INSTRUCTIONS TO FOLLOW:
Each line of the entries that mentions the string "this" needs to be reported.

ENTRIES SHOWN:
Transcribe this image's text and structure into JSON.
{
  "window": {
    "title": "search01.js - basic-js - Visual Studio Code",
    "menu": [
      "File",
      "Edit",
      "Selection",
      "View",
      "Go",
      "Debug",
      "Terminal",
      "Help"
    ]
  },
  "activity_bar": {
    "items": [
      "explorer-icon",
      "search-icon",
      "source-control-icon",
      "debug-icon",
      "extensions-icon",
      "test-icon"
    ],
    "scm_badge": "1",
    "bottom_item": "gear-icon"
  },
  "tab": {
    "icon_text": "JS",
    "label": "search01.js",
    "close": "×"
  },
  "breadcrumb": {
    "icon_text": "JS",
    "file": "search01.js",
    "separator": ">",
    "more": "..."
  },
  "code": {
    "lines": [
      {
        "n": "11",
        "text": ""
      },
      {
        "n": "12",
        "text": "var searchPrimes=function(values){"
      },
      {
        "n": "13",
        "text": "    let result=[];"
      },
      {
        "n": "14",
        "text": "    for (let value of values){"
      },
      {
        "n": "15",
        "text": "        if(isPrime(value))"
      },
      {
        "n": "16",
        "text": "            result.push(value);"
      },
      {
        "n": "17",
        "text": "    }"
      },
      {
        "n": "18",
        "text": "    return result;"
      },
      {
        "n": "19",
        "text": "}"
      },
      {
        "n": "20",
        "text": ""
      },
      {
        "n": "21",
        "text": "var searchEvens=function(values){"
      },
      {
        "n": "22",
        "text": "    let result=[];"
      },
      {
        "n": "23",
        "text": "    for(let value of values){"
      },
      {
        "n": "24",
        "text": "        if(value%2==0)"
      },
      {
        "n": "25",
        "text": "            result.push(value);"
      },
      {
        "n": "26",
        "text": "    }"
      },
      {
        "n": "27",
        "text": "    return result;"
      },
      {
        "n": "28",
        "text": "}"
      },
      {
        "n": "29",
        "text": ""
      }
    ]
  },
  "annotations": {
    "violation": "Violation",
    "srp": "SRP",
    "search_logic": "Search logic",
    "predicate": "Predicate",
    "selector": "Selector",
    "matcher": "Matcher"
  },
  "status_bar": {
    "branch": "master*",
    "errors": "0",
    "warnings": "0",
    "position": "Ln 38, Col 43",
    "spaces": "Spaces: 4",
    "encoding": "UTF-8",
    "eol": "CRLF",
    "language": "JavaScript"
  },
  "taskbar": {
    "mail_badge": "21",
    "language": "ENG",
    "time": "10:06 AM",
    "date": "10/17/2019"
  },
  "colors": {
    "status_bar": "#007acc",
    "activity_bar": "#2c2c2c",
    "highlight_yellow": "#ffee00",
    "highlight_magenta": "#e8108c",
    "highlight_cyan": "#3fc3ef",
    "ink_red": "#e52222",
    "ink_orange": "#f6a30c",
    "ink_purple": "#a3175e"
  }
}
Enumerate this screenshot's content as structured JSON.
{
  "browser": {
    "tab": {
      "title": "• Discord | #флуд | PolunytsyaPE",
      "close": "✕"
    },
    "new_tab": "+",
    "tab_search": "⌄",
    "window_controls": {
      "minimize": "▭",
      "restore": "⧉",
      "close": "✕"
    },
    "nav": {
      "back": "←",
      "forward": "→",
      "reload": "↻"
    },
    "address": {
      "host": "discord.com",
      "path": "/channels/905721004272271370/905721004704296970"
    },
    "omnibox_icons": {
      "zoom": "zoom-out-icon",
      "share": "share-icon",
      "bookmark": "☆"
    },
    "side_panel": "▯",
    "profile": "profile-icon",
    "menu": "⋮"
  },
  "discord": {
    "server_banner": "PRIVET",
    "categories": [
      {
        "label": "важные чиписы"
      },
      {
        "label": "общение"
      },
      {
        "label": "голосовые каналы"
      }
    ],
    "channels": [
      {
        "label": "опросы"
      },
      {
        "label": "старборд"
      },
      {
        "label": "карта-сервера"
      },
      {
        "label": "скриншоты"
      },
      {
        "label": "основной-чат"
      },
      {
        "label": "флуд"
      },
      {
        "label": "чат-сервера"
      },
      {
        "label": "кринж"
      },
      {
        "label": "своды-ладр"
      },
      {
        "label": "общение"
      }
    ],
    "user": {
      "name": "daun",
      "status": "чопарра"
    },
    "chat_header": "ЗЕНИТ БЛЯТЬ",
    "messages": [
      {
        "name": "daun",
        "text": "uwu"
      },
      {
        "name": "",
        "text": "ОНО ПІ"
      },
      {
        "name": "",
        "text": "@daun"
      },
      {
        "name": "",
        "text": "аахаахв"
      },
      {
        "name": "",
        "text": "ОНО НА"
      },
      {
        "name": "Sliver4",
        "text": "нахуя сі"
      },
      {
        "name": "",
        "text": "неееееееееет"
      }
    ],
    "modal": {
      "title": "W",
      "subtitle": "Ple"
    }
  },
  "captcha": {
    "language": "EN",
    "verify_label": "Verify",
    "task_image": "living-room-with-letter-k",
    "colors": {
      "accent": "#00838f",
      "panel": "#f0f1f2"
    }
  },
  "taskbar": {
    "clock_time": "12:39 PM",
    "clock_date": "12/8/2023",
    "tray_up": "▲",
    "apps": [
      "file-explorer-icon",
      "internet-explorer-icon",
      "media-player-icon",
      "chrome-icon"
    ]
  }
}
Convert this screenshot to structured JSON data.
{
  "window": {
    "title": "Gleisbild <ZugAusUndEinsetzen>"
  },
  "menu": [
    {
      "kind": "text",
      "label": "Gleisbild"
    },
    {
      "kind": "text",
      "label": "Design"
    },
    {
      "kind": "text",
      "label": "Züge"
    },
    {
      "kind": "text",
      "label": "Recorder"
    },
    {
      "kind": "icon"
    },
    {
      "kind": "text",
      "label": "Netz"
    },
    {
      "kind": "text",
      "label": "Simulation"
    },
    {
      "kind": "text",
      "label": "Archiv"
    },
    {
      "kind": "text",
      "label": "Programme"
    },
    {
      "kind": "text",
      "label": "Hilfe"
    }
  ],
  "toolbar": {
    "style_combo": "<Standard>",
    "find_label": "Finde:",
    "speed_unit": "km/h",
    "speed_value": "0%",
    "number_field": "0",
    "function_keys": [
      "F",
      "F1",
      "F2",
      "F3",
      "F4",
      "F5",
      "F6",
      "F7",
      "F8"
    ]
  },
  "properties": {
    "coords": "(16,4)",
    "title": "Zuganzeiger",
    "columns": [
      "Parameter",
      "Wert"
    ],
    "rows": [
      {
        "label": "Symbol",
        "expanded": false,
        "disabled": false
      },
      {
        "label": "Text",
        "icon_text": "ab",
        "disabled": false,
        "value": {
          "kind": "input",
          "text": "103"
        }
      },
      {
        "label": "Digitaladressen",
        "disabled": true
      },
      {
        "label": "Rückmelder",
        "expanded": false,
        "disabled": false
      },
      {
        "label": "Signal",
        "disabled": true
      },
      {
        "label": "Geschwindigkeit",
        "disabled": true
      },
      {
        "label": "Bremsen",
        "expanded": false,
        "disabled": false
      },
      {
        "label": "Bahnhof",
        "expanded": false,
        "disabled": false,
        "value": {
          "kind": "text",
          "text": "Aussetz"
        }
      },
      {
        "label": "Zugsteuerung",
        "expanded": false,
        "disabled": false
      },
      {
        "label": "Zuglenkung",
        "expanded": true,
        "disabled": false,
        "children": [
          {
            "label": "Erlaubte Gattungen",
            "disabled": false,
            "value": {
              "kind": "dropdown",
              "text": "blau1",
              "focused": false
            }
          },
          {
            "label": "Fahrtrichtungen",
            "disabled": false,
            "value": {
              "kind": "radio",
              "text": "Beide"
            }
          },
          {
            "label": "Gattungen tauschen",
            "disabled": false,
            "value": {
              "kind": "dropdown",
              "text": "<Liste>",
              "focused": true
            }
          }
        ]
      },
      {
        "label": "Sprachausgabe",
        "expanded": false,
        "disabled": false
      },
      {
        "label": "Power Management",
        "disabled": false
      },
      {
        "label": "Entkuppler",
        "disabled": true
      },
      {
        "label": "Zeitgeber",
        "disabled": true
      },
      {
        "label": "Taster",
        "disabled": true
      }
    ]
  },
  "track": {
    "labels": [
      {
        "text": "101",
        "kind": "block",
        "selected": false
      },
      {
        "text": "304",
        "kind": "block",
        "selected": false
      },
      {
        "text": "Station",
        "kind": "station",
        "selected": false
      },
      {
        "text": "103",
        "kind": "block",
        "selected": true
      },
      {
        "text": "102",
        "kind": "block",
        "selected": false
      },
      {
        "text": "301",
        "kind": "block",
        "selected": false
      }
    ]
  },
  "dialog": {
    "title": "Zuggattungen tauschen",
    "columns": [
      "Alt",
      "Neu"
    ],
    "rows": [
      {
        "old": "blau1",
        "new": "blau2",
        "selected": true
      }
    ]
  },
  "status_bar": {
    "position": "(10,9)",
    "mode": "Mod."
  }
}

REPLY TO THE EXERCISE:
Transcribe this image's text and structure into JSON.
Enumerate this screenshot's content as structured JSON.
Convert this screenshot to structured JSON data.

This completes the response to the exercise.